The groundbreaking ABC sitcom may have helped move hearts and minds through its storyline involving Mitch (Jesse Tyler Ferguson) and Cam (Eric Stonestreet), a gay couple who married and raised children over their story arc.
Their love definitively moved the opinions of one character, the conservative patriarch Jay (Ed O’Neill), who according to the show's creators, Christopher Lloyd and Steve Levitan, proceeded to "evolve" to reflect America's attitudes toward gay rights, as well as interracial marriage.
Regarding the latter issue, Jay's relationship with his second wife, Gloria (Sofía Vergara), including his efforts to learn Spanish, also reflects this shift toward more progressive attitudes, the creators told The New York Times in an interview tied to the show's series finale on Wednesday.
"Jay was the character who started out with one foot in the old way of thinking, and he was trying to figure out his way in a new world. By the end, he has fully planted his other foot on the more progressive side. He’s been through a lot, and it’s hard for people who grew up one way to see the world changing so fast. But he seems to have come out better for it," Levitan said.
"The character made a decision for himself that he wanted a second run at a family and to do better than he did the first time, when he ended up getting divorced and wasn’t necessarily the best father to his kids.
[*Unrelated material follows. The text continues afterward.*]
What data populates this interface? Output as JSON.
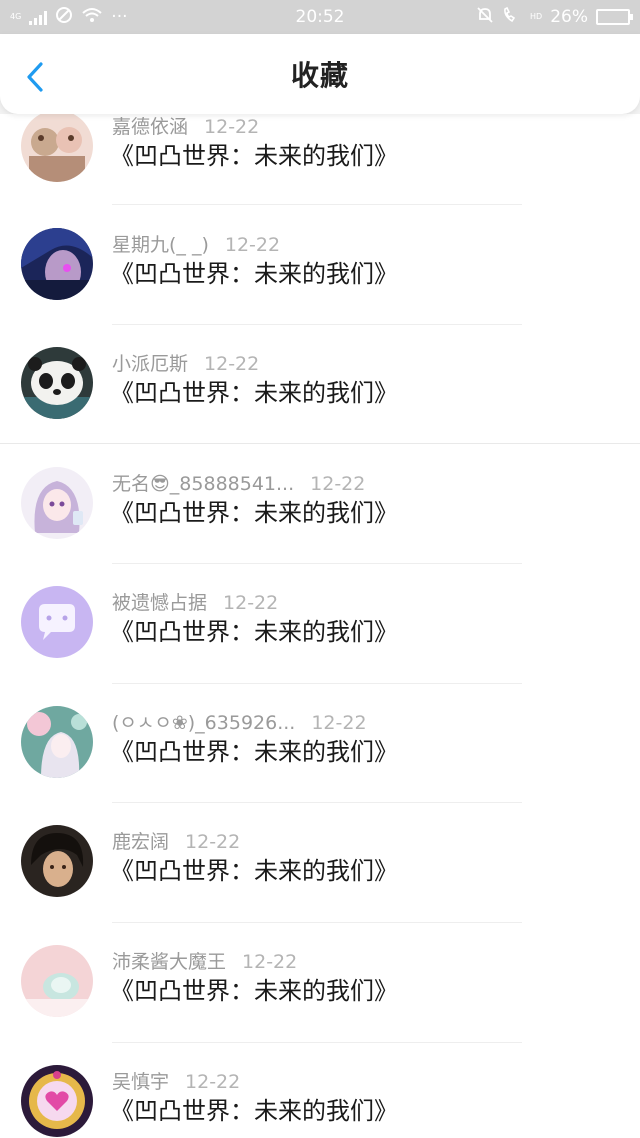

He didn’t know so much would be thrown at him in this do-over, but it was nice to see him evolve. And it’s fair to say he might represent a certain quadrant of our society that has come around on issues like gay rights and interracial marriage," Lloyd added.
The evocation of the word "evolve" recalls President Obama's term for how he came to change his opinion on same-sex marriage. He had publicly supported only civil unions for same-sex couples shifted his stance in 2012 to embrace marriage equality, around the same time a majority of Americans also polled as supporting equal marriage rights. A 2019 study shows that number as high as 63 percent.
While Modern Family was criticized by some LGBTQ viewers for often running into trope territory — it took until season 2 for Mitch and Cam to kiss, for example — "there is no denying the hearts and minds the pair changed," The Advocate noted in a piece that listed it among the "20 Most Important LGBTQ TV Shows of the Decade." A spin-off featuring these characters is currently under discussion — and hopefully, it will avoid the mistakes of the past.